After a wintry silence of 4 years about a new solo record, Vintersorg is finally releasing the long awaited follow-up to Solens Rötter. If you consider the early solo career of Mr. V, this is actually pretty surprising. His fecundity has been next to almost none, producing a record a year, as well as having a myriad of other excellent projects (like Otyg, Waterclime, Havayoth, Gravisphere, being in the mighty Borknagar and I’m sure someone will correct me on something I’ve missed). But for this Angry Metal Guy the new record coming has been a worrisome thing, as the taste that was left in my mouth by Solens Rötter was a bit bitter. To date, the record is my least favorite of everything that has been released under Mr. V’s solo moniker and the decision to ditch the amazing Steve Digiorgio and Asgeir Mickelson and bass and drums, respectively, was definitely felt. So I guess the question for Jordpuls was… what next?
Fortunately for fans of the band, this has apparently not been four wasted years. In fact, for traditional fans of the bands (the ones who like everything up through Cosmic Genesis) this will probably be a welcome return to what Vintersorg was best known for folk-influenced black metal, made with an eye towards nature, natural sciences and with a sense of wonder and awe. And while this record maintains some of the more progressive things that have been added to the sound in the later years, more 70s-influenced harmonies, layers of instruments and the occasional musical non sequitur, it is remarkably straight forward and direct for a band (loosely speaking) that has been moving away from those two adjectives since Visions from the Spiral Generator hit.

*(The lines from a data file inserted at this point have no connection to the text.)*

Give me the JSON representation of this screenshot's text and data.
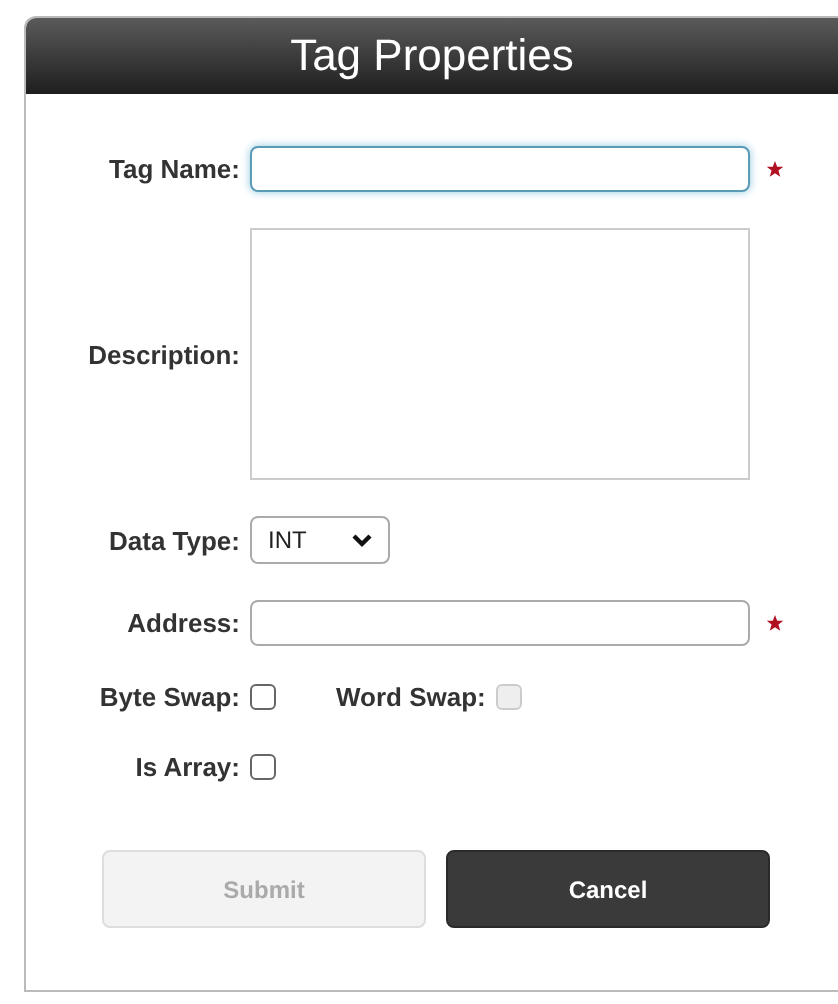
{
  "dialog": {
    "title": "Tag Properties"
  },
  "fields": [
    {
      "kind": "text",
      "label": "Tag Name:",
      "focused": true,
      "required": true
    },
    {
      "kind": "textarea",
      "label": "Description:",
      "focused": false,
      "required": false
    },
    {
      "kind": "select",
      "label": "Data Type:",
      "value": "INT",
      "focused": false,
      "required": false
    },
    {
      "kind": "text",
      "label": "Address:",
      "focused": false,
      "required": true
    }
  ],
  "checkbox_rows": [
    [
      {
        "label": "Byte Swap:",
        "checked": false,
        "disabled": false
      },
      {
        "label": "Word Swap:",
        "checked": false,
        "disabled": true
      }
    ],
    [
      {
        "label": "Is Array:",
        "checked": false,
        "disabled": false
      }
    ]
  ],
  "buttons": [
    {
      "label": "Submit",
      "kind": "secondary",
      "disabled": true
    },
    {
      "label": "Cancel",
      "kind": "primary",
      "disabled": false
    }
  ]
}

Jordpuls really bursts out the door with the best, catchiest tracks since Cosmic Genesis with “Världsalltets Fanfar” and “Klippor och Skär,” both of which sport choruses that sing more to the soul than anything Vintersorg has released in a while. For me, actually, the first listen through of the record was almost disappointing after hearing “Klippor och Skär” the first time, because the chorus is so damn incredible and memorable that the tracks after it actually kind of paled in comparison. But upon a second, third, (fourth, fifth, [...] twentieth, twenty-first) listen, the rest of the album came into focus as well and has really stuck fast. Not to give away too many secrets about the record, because you really should get it yourself, the thing that stands out for me about Jordpuls is that this is the record where Mr. V has recaptured the elusive, addictive choruses that were ubiquitous on the earlier records but seems to have slipped away a bit since moving into the more progressive era. This becomes evident as, despite almost feeling a tad front-loaded with excellent songs, when you reach the end of the record you’re still getting excellent tracks like “Palissader” and “Vindögat,” and they’re all addictive in their own right.
I do have a few mild complaints about Jordpuls, however. This record doesn’t quite live up to a “perfect” album for me because there are a couple of things I miss. While the bass is passable and the programmed drums are fine, I really will never understand why Vintersorg dropped Steve Digiorgio and Asgeir Mickelson from the line-up. Both musicians are cream of the crop players who added a dimension to the music that would have been just as welcome on this record and Solens Rötter as they were on their predecessors. Secondly, I sometimes feel like the music is too busy. While the layers can be highly successful (like in the aforementioned “Klippor och Skär” where some of the vocal harmonies are playful and amazing), there are times when the keyboards and other instruments feel a bit like they’re missing some direction and were just recorded on a whim and never touched.
All of that said, though, Jordpuls is a great success. Reclaiming the beautiful and heartwarming melodies, the fantastic choruses and the rawer production make this album feel like it should sit alongside Till Fjälls, Ödemarkens Son and Cosmic Genesis instead of Solens Rätter. For the poets among us, Jordpuls is a record that should speak to your own joy at the world that surrounds you. Tracks like “Klippor och Skär,” “Mörk Nebulosa” (which you can hear over at MySpace along with the “Världsalltets Fanfar”), “Skogen Sover” and “Vindögat” are the kind of music that deserves to be listened to while wandering through the blooming forests of spring. It’s not exactly angry, but it’s definitely excellent and old fans and new alike should be pleased.